TASK GOAL: Your response should contain each line of the data that includes "Windows".

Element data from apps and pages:

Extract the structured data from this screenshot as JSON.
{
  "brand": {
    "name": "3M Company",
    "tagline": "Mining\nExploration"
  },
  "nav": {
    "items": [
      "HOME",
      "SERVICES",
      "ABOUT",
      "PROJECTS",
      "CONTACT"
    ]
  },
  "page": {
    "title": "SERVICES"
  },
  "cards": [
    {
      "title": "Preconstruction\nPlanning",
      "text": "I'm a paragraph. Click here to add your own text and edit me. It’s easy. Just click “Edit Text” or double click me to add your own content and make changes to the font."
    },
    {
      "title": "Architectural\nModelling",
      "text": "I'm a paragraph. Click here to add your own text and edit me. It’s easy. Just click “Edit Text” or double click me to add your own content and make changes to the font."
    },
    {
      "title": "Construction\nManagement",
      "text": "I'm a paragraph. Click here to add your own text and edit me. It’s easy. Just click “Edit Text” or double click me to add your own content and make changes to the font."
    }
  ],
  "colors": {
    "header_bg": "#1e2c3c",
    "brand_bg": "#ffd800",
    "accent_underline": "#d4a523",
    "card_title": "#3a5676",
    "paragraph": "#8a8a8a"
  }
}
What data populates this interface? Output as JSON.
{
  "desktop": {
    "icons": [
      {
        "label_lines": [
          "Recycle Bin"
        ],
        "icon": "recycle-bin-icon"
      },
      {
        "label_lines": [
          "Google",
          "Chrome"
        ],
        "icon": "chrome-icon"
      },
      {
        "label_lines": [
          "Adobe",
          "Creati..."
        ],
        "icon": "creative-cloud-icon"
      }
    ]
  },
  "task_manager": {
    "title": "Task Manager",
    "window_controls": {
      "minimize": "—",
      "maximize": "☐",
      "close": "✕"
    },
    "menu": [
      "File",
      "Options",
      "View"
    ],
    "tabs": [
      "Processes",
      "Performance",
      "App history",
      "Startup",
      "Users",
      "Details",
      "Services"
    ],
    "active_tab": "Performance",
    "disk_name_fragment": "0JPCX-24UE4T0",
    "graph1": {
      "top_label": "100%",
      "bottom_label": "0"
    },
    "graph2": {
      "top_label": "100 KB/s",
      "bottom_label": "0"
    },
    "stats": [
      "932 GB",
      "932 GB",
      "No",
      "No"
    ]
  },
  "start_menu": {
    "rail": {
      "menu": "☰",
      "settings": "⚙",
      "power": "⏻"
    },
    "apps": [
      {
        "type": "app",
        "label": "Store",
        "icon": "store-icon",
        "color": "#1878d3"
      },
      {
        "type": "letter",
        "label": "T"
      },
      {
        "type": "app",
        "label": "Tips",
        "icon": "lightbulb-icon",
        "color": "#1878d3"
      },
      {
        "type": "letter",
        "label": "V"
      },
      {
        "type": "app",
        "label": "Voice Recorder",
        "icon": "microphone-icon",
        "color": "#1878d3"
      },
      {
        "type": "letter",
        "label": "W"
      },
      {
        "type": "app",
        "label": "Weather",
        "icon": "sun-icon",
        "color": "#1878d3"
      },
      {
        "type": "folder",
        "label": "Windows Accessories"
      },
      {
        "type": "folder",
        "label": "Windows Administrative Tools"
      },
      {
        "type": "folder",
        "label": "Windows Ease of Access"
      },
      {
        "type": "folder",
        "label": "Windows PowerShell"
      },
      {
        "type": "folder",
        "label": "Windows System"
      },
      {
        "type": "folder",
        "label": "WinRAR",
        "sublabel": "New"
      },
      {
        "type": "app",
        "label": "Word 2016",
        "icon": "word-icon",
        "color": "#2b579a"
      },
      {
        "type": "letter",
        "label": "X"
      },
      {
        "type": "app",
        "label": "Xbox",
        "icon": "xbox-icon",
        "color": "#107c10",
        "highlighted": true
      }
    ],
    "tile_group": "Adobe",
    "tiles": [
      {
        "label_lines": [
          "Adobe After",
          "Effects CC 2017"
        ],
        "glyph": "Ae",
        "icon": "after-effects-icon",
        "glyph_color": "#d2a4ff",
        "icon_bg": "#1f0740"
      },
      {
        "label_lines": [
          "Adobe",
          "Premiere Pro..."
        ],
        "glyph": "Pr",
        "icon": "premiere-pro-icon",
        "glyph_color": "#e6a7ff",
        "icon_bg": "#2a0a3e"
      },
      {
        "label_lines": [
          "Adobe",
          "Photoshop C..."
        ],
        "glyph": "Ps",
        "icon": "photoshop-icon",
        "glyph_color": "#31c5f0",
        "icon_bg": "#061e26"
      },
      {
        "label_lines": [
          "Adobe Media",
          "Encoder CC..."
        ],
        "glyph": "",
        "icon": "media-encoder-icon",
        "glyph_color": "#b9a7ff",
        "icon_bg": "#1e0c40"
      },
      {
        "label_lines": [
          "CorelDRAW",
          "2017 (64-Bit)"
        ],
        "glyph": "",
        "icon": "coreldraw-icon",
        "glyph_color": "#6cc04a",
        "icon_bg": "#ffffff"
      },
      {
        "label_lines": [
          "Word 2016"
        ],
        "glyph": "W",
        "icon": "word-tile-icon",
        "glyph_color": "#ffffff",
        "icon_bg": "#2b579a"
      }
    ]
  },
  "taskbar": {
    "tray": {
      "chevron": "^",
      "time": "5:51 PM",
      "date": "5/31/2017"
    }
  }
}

RESPONSE BOX:
        "label": "Windows Accessories"
        "label": "Windows Administrative Tools"
        "label": "Windows Ease of Access"
        "label": "Windows PowerShell"
        "label": "Windows System"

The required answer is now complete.